***** Supplied material

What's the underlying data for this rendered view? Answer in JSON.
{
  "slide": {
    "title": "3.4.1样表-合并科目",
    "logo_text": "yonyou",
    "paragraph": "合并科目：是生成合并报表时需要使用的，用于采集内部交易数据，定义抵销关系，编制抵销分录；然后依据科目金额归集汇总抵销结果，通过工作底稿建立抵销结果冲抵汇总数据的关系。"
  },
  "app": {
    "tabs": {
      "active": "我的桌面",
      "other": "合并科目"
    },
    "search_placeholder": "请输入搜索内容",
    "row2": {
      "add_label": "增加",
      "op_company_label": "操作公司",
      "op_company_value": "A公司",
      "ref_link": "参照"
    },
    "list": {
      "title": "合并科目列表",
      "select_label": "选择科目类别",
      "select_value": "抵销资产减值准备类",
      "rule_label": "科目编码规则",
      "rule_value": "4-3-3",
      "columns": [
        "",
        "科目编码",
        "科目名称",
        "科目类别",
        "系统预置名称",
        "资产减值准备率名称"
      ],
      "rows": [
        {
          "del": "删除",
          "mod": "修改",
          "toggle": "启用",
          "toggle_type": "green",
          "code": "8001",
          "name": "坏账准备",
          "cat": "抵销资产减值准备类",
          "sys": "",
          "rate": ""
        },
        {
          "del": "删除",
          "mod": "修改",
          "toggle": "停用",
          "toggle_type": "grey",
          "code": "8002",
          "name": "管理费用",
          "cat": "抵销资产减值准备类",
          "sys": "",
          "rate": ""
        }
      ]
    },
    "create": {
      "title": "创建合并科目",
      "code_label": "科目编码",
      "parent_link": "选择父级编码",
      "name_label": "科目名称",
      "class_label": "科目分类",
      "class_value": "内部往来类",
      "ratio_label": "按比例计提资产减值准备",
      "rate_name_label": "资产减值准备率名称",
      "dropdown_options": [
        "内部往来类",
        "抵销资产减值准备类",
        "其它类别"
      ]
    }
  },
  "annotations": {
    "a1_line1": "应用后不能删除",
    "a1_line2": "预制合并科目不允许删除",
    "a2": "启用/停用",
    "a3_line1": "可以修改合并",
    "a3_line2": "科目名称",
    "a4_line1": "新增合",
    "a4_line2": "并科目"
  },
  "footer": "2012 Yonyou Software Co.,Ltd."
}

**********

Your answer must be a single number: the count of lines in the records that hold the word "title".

3